- _Data for processing_
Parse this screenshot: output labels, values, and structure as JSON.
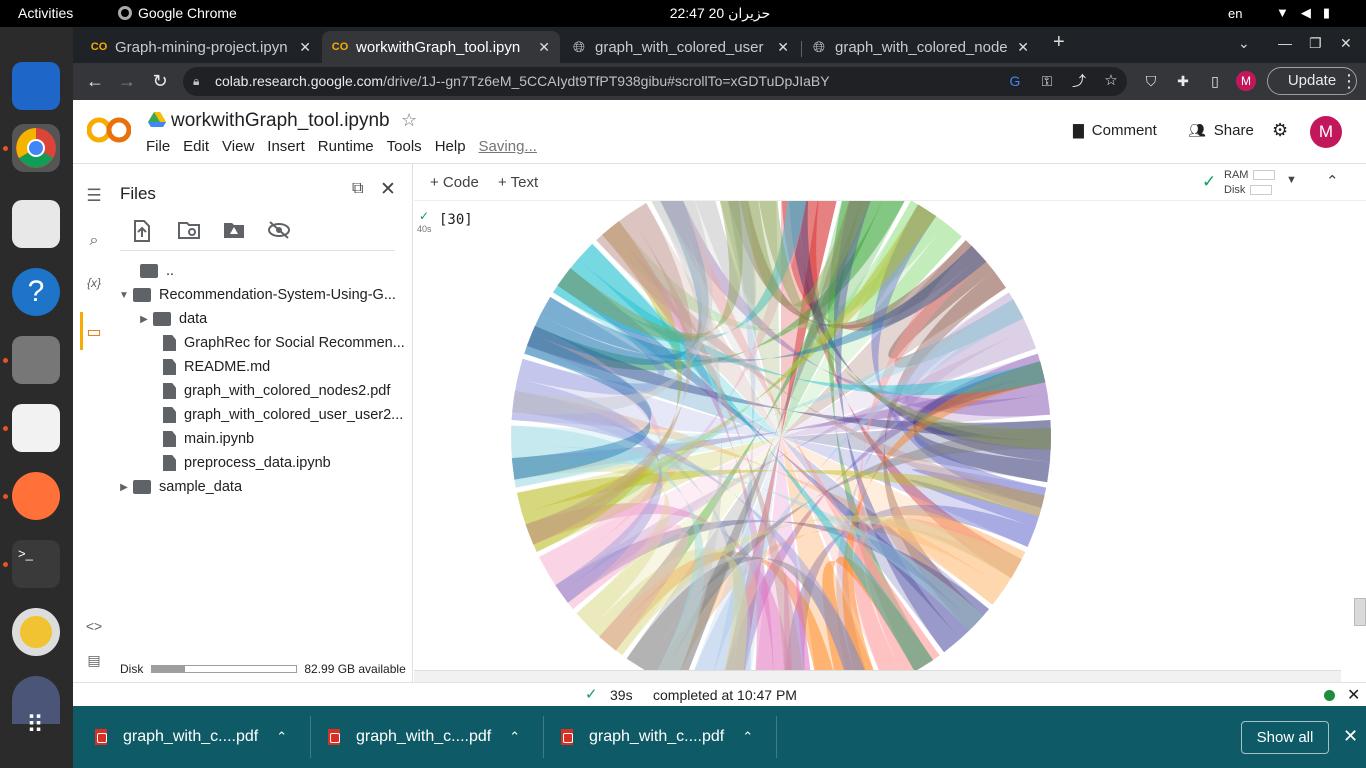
{
  "os": {
    "activities": "Activities",
    "app_name": "Google Chrome",
    "clock": "22:47  20 حزيران",
    "lang": "en"
  },
  "browser": {
    "tabs": [
      {
        "title": "Graph-mining-project.ipyn",
        "active": false
      },
      {
        "title": "workwithGraph_tool.ipyn",
        "active": true
      },
      {
        "title": "graph_with_colored_user",
        "active": false
      },
      {
        "title": "graph_with_colored_node",
        "active": false
      }
    ],
    "url_host": "colab.research.google.com",
    "url_path": "/drive/1J--gn7Tz6eM_5CCAIydt9TfPT938gibu#scrollTo=xGDTuDpJIaBY",
    "update_label": "Update",
    "profile_initial": "M"
  },
  "colab": {
    "notebook_title": "workwithGraph_tool.ipynb",
    "menu": [
      "File",
      "Edit",
      "View",
      "Insert",
      "Runtime",
      "Tools",
      "Help"
    ],
    "saving": "Saving...",
    "comment_label": "Comment",
    "share_label": "Share",
    "user_initial": "M"
  },
  "files_panel": {
    "title": "Files",
    "tree": [
      {
        "label": "..",
        "type": "up",
        "depth": 0
      },
      {
        "label": "Recommendation-System-Using-G...",
        "type": "folder",
        "depth": 0,
        "expanded": true
      },
      {
        "label": "data",
        "type": "folder",
        "depth": 1,
        "expanded": false
      },
      {
        "label": "GraphRec for Social Recommen...",
        "type": "file",
        "depth": 1
      },
      {
        "label": "README.md",
        "type": "file",
        "depth": 1
      },
      {
        "label": "graph_with_colored_nodes2.pdf",
        "type": "file",
        "depth": 1
      },
      {
        "label": "graph_with_colored_user_user2...",
        "type": "file",
        "depth": 1
      },
      {
        "label": "main.ipynb",
        "type": "file",
        "depth": 1
      },
      {
        "label": "preprocess_data.ipynb",
        "type": "file",
        "depth": 1
      },
      {
        "label": "sample_data",
        "type": "folder",
        "depth": 0,
        "expanded": false
      }
    ],
    "disk_label": "Disk",
    "disk_used_fraction": 0.23,
    "disk_available": "82.99 GB available"
  },
  "notebook": {
    "add_code": "+ Code",
    "add_text": "+ Text",
    "ram_label": "RAM",
    "disk_label": "Disk",
    "cell_exec_count": "[30]",
    "cell_exec_time": "40s"
  },
  "status": {
    "duration": "39s",
    "message": "completed at 10:47 PM"
  },
  "downloads": {
    "items": [
      "graph_with_c....pdf",
      "graph_with_c....pdf",
      "graph_with_c....pdf"
    ],
    "show_all": "Show all"
  },
  "colors": {
    "chord": [
      "#d62728",
      "#2ca02c",
      "#98df8a",
      "#8c564b",
      "#c5b0d5",
      "#9467bd",
      "#393b79",
      "#6b6ecf",
      "#ffbb78",
      "#5254a3",
      "#ff9896",
      "#ff7f0e",
      "#e377c2",
      "#aec7e8",
      "#7f7f7f",
      "#dbdb8d",
      "#f7b6d2",
      "#bcbd22",
      "#9edae5",
      "#9c9ede",
      "#1f77b4",
      "#17becf",
      "#c49c94",
      "#c7c7c7",
      "#8ca252"
    ]
  }
}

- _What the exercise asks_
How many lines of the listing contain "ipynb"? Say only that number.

- _Task response_
3